WHAT YOU WILL DO = Pull every line that includes the word "November" out of the data below and copy it.

Component data from apps and pages
────

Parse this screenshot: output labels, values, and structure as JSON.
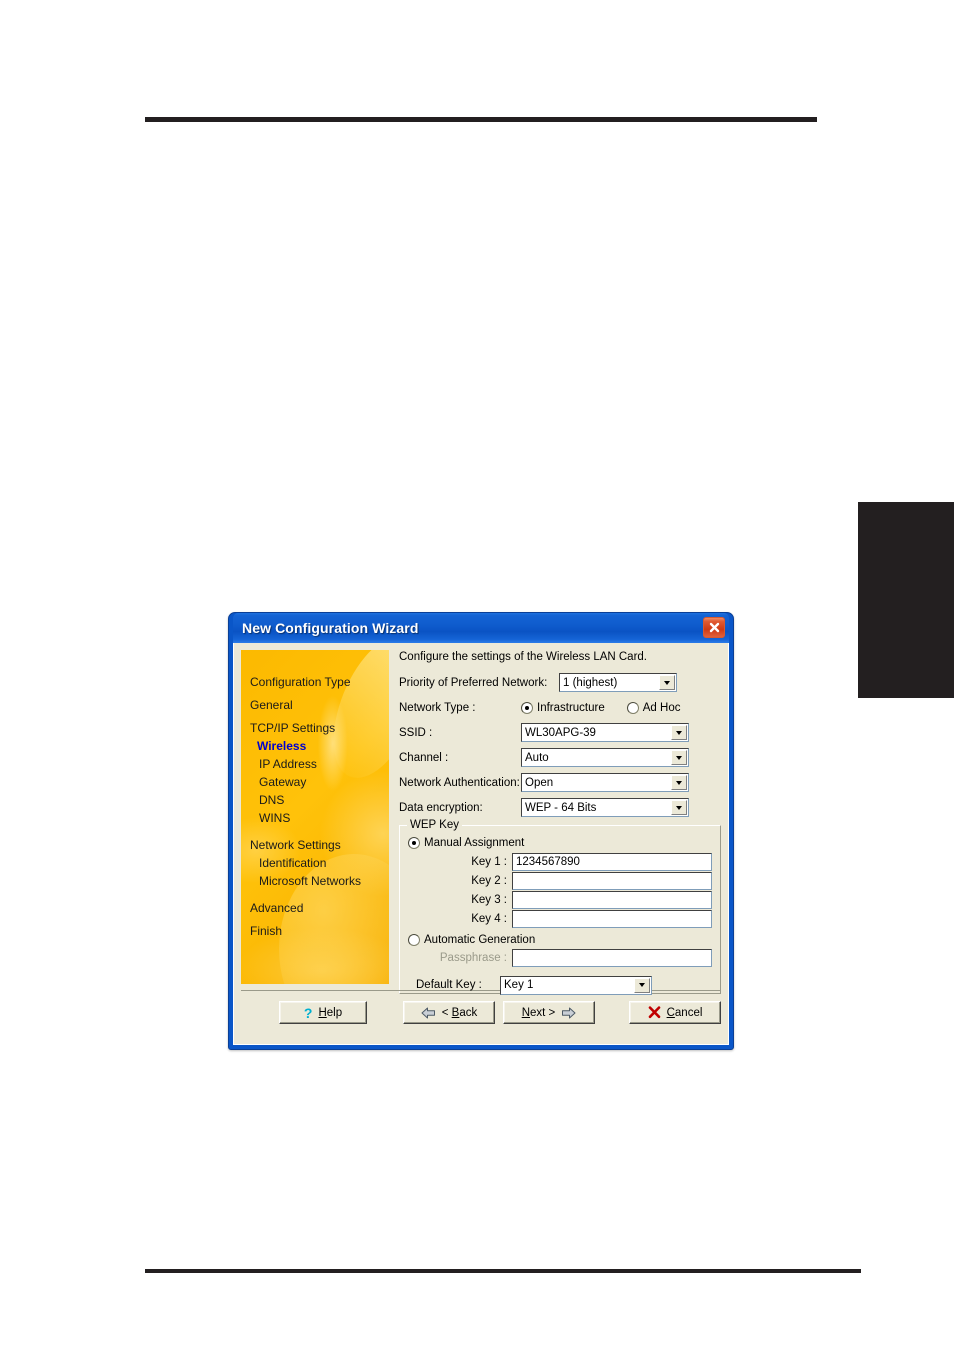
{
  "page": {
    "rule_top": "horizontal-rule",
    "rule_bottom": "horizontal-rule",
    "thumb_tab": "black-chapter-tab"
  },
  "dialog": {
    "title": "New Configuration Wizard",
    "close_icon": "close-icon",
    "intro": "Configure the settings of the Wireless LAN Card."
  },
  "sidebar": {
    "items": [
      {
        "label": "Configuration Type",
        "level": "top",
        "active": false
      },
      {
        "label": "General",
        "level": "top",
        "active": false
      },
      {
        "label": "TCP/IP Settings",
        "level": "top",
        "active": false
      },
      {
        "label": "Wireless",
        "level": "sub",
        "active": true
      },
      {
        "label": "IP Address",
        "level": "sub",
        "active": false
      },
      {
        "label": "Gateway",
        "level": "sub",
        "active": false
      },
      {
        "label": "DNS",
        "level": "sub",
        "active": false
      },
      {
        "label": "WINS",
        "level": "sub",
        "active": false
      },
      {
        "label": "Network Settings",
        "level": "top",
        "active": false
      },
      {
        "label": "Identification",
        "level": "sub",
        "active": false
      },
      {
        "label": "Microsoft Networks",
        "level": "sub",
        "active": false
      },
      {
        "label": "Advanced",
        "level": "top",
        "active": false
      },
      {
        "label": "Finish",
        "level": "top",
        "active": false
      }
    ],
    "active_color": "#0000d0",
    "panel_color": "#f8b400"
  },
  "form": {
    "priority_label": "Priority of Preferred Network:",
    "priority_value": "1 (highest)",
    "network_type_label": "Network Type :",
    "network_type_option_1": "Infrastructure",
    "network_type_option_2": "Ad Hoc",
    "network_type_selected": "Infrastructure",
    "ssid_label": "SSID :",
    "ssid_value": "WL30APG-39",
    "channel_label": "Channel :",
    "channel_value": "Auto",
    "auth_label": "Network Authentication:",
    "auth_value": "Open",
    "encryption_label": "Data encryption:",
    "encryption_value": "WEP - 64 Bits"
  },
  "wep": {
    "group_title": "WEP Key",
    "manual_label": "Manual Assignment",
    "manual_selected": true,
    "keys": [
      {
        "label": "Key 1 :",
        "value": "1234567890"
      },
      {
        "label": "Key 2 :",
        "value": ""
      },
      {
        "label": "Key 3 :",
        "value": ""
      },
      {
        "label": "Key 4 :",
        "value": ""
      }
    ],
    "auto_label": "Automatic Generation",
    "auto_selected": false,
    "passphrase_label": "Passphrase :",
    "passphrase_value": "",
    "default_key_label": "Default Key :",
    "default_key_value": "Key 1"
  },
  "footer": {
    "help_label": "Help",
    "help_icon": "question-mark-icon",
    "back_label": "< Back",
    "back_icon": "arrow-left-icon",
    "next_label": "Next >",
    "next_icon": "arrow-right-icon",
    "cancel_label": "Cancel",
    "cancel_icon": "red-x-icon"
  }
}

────

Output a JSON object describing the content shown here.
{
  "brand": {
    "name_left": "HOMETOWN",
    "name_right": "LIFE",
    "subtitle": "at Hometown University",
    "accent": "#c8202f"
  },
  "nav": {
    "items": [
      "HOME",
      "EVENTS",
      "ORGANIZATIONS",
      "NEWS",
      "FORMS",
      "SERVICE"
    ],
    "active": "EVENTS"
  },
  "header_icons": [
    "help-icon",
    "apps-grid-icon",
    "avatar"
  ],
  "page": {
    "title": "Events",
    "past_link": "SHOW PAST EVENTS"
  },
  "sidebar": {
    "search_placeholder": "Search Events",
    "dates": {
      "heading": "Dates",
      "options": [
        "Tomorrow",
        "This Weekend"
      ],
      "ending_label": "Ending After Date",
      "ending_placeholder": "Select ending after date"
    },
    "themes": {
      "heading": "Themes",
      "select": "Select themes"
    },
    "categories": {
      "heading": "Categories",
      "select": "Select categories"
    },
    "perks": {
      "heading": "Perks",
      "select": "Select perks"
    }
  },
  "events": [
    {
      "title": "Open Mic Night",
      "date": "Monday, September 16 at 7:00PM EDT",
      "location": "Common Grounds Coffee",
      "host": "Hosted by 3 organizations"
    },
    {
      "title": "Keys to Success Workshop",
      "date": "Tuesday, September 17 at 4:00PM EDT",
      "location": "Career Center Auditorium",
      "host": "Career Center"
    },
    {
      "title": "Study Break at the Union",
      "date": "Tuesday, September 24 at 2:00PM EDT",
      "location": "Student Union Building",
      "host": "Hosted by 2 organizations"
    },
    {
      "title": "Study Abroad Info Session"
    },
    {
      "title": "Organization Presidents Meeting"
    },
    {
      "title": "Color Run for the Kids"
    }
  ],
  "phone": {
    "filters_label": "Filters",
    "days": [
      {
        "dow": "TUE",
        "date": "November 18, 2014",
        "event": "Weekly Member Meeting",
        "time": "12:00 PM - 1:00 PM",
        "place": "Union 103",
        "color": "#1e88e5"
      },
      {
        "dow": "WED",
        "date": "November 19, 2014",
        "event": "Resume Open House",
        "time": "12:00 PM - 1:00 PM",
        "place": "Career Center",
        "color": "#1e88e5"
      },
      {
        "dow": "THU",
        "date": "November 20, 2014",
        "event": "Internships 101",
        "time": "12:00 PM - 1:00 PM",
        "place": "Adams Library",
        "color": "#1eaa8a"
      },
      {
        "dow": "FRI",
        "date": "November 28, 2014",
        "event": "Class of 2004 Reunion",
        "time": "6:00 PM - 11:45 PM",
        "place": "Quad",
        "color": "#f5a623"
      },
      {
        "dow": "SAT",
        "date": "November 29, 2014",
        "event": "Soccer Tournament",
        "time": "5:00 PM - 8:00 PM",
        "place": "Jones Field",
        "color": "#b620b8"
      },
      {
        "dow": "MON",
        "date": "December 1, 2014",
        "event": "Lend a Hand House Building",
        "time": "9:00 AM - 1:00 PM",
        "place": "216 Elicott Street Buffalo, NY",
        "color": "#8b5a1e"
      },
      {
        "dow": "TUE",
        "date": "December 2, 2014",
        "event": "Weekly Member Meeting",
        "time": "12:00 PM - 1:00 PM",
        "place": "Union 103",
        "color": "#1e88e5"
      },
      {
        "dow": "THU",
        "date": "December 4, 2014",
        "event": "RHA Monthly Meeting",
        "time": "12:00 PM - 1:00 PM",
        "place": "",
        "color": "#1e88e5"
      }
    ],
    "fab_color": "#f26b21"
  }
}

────

FINISHED EXERCISE =
        "date": "November 18, 2014",
        "date": "November 19, 2014",
        "date": "November 20, 2014",
        "date": "November 28, 2014",
        "date": "November 29, 2014",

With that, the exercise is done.